    Foo::Foo (int a, int b) : FooBase (a, b) { }

    --
    Salu2
     
    =?ISO-8859-15?Q?Juli=E1n?= Albo, Dec 7, 2005
    #10
  11. Ben Pope Guest

    Jacek Dziedzic wrote:
    > Ben Pope wrote:
    >> It's perfectly acceptable.
    >>
    >> Just don't try to do it with constructors, it won't achieve what you
    >> want.

    >
    > but variant A is fine, right?
    >
    > // --- variant A
    > Foo::Foo(int a) {};
    > Foo::Foo() : Foo(3) {};
    > // --- variant B
    > Foo::Foo(int a) {};
    > Foo::Foo() {Foo(3);}
    >
    > is fine, right?


    I don't see how it would be, are you referring to:

    class Foo {
    public:
    Foo(int a) : a_(a) {}
    Foo() : Foo(3) {}
    private:
    int a_;
    };

    int main() {
    Foo foo;
    }

    Foo is not a base or member of itself, so I'm not sure what you are
    intending to initialise.

    Ben Pope
    --
    I'm not just a number. To many, I'm known as a string...
     
    Ben Pope, Dec 9, 2005
    #11
    1. Advertising

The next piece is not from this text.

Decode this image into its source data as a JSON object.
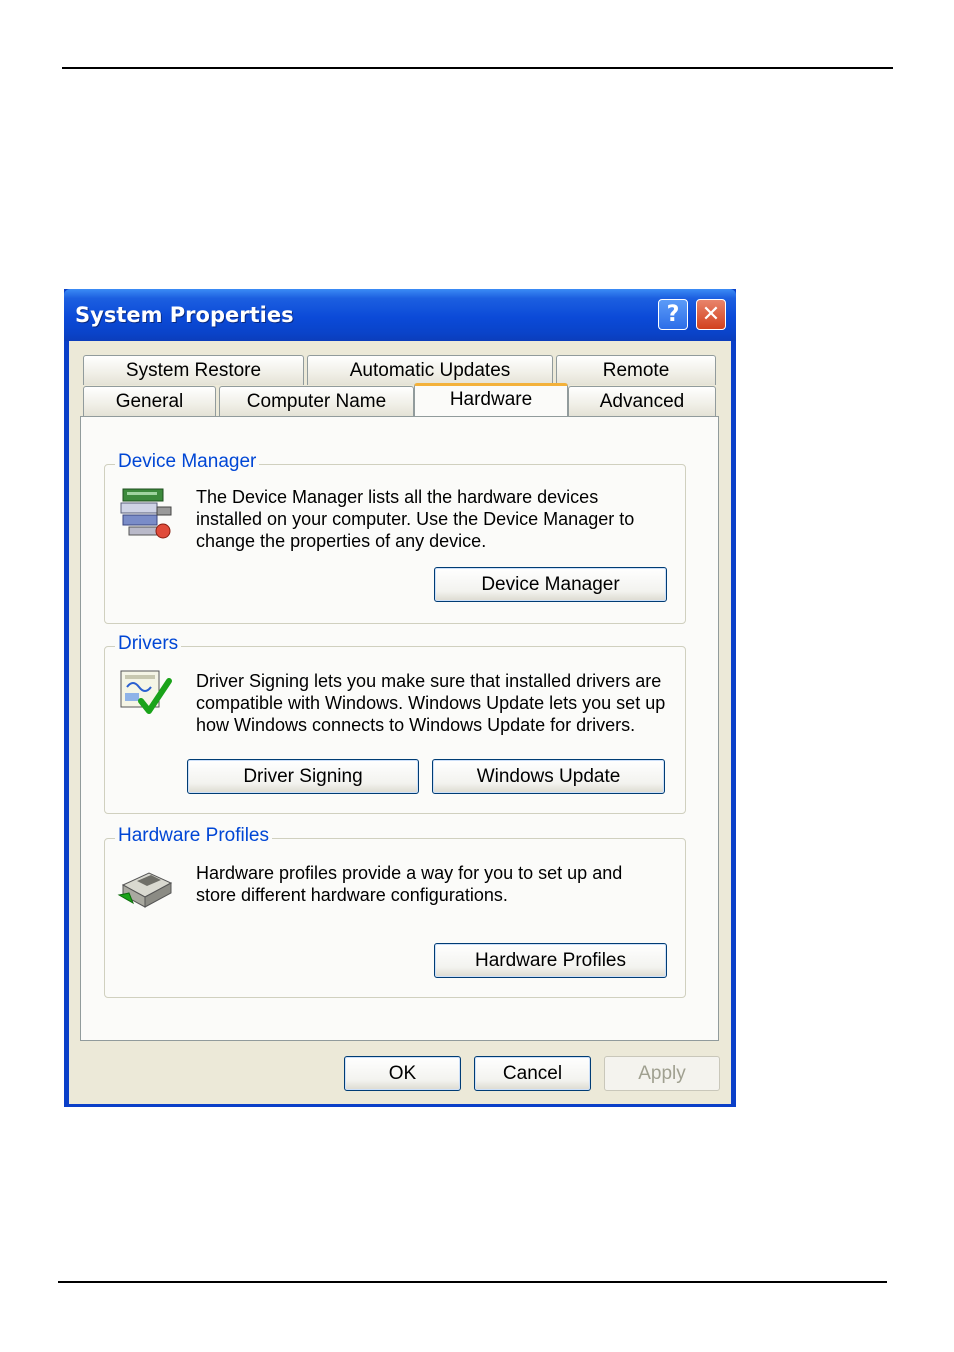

Want to reply to this thread or ask your own question?

It takes just 2 minutes to sign up (and it's free!). Just click the sign up button to choose a username and then you can ask your own questions on the forum.
Similar Threads
  1. Ron Natalie
    Replies:
    0
    Views:
    406
    Ron Natalie
    Jul 9, 2003
  2. C Wood
    Replies:
    4
    Views:
    1,017
    Stuart Golodetz
    Jul 10, 2003
  3. B.R.Kumar

    overloading operators

    B.R.Kumar, Oct 10, 2003, in forum: C++
    Replies:
    2
    Views:
    343
    rossum
    Oct 10, 2003
  4. Zenon
    Replies:
    6
    Views:
    452
    =?ISO-8859-1?Q?Christian_Brechb=FChler?=
    Oct 25, 2003
  5. Nimmi Srivastav

    Overloading new and delete operators

    Nimmi Srivastav, Jan 31, 2004, in forum: C++
    Replies:
    3
    Views:
    2,693
    John Harrison
    Feb 2, 2004
Loading...

Share This Page